Teenage dreams of prom night are parents' nightmares in "Blockers."
The awkward, over-the-top gross-out comedy follows the ill-advised exploits of three parents who stalk their daughters throughout one long night, doing everything they can to sabotage their plans to shed their virginities.
John Cena, Leslie Mann and Ike Barinholtz are the goofball, ever-meddling parental figures, whose combined maturity levels measure up to about half of that of each of their daughters.
The underlying theme is the efforts of adolescents to break free of parental control, and the coinciding need for parents to trust their children and set them free. But the bizarre, often nonsensical story is little more than an excuse to cram as many disturbing moments as possible into the 100-minute runtime with the goal of shock-laughs.
Not one for the squeamish, the comedy cracks you up as you watch with palms firmly attached to your face, your eyes peeking through your fingers. The comedy's creative pedigree gives you a sign of what sort of ride you're in for.
The producing team includes "Superbad" and "Sausage Party" impresarios Seth Rogan and Evan Goldberg, and "Pitch Perfect" impresario Kay Cannon directs.

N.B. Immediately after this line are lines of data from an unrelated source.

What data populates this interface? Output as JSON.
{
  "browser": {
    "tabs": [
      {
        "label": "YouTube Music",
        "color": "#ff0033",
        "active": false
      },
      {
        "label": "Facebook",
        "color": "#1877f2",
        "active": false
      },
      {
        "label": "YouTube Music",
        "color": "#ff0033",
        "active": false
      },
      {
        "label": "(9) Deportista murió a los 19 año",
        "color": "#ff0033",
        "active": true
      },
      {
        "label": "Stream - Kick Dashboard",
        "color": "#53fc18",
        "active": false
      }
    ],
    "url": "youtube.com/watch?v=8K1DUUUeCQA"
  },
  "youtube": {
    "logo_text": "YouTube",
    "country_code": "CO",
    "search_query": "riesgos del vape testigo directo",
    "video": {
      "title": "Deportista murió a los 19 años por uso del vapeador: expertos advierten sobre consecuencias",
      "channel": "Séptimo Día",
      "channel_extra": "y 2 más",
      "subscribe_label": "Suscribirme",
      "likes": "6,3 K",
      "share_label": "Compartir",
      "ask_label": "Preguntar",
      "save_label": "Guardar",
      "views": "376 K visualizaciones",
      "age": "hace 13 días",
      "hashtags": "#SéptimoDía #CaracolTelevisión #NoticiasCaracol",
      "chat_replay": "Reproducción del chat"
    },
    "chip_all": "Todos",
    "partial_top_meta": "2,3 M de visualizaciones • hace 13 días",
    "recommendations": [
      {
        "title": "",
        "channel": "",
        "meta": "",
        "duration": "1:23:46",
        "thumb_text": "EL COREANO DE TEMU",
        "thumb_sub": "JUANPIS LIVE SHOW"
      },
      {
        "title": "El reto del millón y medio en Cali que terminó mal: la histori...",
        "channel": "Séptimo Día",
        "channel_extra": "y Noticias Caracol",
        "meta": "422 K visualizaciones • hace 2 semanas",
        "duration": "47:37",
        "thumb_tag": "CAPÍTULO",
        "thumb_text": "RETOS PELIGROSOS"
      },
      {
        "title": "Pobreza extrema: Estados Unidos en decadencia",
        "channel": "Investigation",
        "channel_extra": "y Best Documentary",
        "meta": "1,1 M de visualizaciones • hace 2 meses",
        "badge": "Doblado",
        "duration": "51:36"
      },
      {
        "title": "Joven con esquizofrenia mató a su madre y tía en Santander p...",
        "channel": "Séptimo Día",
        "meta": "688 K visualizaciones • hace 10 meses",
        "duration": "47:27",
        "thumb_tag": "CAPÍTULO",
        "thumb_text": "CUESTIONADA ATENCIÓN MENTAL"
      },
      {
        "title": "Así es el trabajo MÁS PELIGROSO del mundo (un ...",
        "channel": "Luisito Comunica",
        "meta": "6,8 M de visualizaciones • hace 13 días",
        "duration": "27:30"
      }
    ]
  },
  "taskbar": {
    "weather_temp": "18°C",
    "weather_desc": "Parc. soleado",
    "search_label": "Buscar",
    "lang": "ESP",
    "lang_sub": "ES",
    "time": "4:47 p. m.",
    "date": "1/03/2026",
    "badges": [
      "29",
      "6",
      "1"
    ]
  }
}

There were clearly no grown-ups in the room to tell anyone "no, you can't do that," and that works to the comedy's advantage. Whenever you think it can't push the envelope further, it gives it another forceful shove.
Put it this way: You'll never look at the act of chugging booze the same way again, and blindfolds, hotel curtains and bedsheets may well induce you to cringe from here on out. That's the legacy of "Blockers" -- laughs that scar you.
What goes unanswered is exactly why the parents find themselves so obsessed with their kids' sex lives. Other than a throwaway scene in which another parent scolds the trio for their perverse, hapless meddling with the inevitable, there is no voice of reason in the movie. It's best to just stop asking why these overbearing idiots are behaving the way they are and just sit back and enjoy their endless comeuppances.
The performances carry the movie when the writing falters. Cena, who continues to build up his acting repertoire far beyond his WWE and direct-to-video action flick roots, proves to be such a strong comic foil in the Dwayne Johnson mold, and Mann easily slides into her anything-goes mode of "Big Daddy" and "This is 40." Likewise, Barinholtz -- a veteran of the "Neighbors" flicks and "Snatched," has ridden this rode roughshod many times before, and thrives again in his element.
While "Blockers" delivers enough laughs to stay interesting, it can't compare to the wily cleverness of "Game Night," which still easily stands as the comedy to see of 2018. "Blockers" is B-level through and through, but earns your attention through head-shaking laughs.
"Please, oh please don't go there," you'll find yourself thinking again and again. And then it goes there, and you find yourself appreciative it took you along its sick, twisted path.